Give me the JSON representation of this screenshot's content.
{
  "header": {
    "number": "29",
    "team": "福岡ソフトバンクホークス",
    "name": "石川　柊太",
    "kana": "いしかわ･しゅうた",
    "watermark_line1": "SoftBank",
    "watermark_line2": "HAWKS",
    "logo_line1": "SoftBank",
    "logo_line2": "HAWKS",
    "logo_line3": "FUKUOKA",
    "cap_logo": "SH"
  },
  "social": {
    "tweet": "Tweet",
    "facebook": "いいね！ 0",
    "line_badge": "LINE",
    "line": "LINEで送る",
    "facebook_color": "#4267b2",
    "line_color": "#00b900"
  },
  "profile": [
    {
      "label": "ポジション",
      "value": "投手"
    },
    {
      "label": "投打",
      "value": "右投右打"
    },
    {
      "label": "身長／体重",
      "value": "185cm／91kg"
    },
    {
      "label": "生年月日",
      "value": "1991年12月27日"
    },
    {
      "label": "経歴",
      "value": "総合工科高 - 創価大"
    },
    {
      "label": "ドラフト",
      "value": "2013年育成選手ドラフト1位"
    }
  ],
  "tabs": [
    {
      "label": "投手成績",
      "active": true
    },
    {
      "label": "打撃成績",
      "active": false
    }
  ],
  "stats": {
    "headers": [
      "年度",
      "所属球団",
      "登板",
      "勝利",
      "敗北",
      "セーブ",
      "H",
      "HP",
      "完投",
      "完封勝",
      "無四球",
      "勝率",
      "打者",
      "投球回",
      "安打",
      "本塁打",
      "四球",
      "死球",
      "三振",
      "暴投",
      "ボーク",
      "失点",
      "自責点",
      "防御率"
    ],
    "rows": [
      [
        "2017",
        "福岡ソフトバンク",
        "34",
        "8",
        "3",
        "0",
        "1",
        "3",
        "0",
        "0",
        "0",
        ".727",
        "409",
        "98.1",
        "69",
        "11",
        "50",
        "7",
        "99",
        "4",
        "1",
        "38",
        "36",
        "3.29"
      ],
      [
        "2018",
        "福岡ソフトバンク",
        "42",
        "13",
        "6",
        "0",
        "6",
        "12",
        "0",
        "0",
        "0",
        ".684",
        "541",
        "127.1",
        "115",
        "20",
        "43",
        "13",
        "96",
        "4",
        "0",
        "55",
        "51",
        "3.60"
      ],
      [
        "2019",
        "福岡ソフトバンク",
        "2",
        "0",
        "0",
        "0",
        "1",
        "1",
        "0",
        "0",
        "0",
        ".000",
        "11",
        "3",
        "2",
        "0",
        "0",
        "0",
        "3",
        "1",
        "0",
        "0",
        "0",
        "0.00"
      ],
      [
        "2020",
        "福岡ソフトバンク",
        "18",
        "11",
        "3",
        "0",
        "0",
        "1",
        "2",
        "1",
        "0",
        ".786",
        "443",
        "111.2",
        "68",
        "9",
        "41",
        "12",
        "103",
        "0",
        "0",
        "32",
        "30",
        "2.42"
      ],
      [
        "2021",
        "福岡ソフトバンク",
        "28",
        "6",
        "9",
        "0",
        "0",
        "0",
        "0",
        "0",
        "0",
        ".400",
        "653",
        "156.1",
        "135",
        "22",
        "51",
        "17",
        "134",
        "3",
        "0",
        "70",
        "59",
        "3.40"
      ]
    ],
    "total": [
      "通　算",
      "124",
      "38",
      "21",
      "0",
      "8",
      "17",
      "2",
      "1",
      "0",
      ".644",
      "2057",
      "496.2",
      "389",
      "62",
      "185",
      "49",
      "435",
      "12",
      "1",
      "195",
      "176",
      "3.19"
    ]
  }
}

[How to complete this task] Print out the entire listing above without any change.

[Finished task]
Give me the JSON representation of this screenshot's content.
{
  "header": {
    "number": "29",
    "team": "福岡ソフトバンクホークス",
    "name": "石川　柊太",
    "kana": "いしかわ･しゅうた",
    "watermark_line1": "SoftBank",
    "watermark_line2": "HAWKS",
    "logo_line1": "SoftBank",
    "logo_line2": "HAWKS",
    "logo_line3": "FUKUOKA",
    "cap_logo": "SH"
  },
  "social": {
    "tweet": "Tweet",
    "facebook": "いいね！ 0",
    "line_badge": "LINE",
    "line": "LINEで送る",
    "facebook_color": "#4267b2",
    "line_color": "#00b900"
  },
  "profile": [
    {
      "label": "ポジション",
      "value": "投手"
    },
    {
      "label": "投打",
      "value": "右投右打"
    },
    {
      "label": "身長／体重",
      "value": "185cm／91kg"
    },
    {
      "label": "生年月日",
      "value": "1991年12月27日"
    },
    {
      "label": "経歴",
      "value": "総合工科高 - 創価大"
    },
    {
      "label": "ドラフト",
      "value": "2013年育成選手ドラフト1位"
    }
  ],
  "tabs": [
    {
      "label": "投手成績",
      "active": true
    },
    {
      "label": "打撃成績",
      "active": false
    }
  ],
  "stats": {
    "headers": [
      "年度",
      "所属球団",
      "登板",
      "勝利",
      "敗北",
      "セーブ",
      "H",
      "HP",
      "完投",
      "完封勝",
      "無四球",
      "勝率",
      "打者",
      "投球回",
      "安打",
      "本塁打",
      "四球",
      "死球",
      "三振",
      "暴投",
      "ボーク",
      "失点",
      "自責点",
      "防御率"
    ],
    "rows": [
      [
        "2017",
        "福岡ソフトバンク",
        "34",
        "8",
        "3",
        "0",
        "1",
        "3",
        "0",
        "0",
        "0",
        ".727",
        "409",
        "98.1",
        "69",
        "11",
        "50",
        "7",
        "99",
        "4",
        "1",
        "38",
        "36",
        "3.29"
      ],
      [
        "2018",
        "福岡ソフトバンク",
        "42",
        "13",
        "6",
        "0",
        "6",
        "12",
        "0",
        "0",
        "0",
        ".684",
        "541",
        "127.1",
        "115",
        "20",
        "43",
        "13",
        "96",
        "4",
        "0",
        "55",
        "51",
        "3.60"
      ],
      [
        "2019",
        "福岡ソフトバンク",
        "2",
        "0",
        "0",
        "0",
        "1",
        "1",
        "0",
        "0",
        "0",
        ".000",
        "11",
        "3",
        "2",
        "0",
        "0",
        "0",
        "3",
        "1",
        "0",
        "0",
        "0",
        "0.00"
      ],
      [
        "2020",
        "福岡ソフトバンク",
        "18",
        "11",
        "3",
        "0",
        "0",
        "1",
        "2",
        "1",
        "0",
        ".786",
        "443",
        "111.2",
        "68",
        "9",
        "41",
        "12",
        "103",
        "0",
        "0",
        "32",
        "30",
        "2.42"
      ],
      [
        "2021",
        "福岡ソフトバンク",
        "28",
        "6",
        "9",
        "0",
        "0",
        "0",
        "0",
        "0",
        "0",
        ".400",
        "653",
        "156.1",
        "135",
        "22",
        "51",
        "17",
        "134",
        "3",
        "0",
        "70",
        "59",
        "3.40"
      ]
    ],
    "total": [
      "通　算",
      "124",
      "38",
      "21",
      "0",
      "8",
      "17",
      "2",
      "1",
      "0",
      ".644",
      "2057",
      "496.2",
      "389",
      "62",
      "185",
      "49",
      "435",
      "12",
      "1",
      "195",
      "176",
      "3.19"
    ]
  }
}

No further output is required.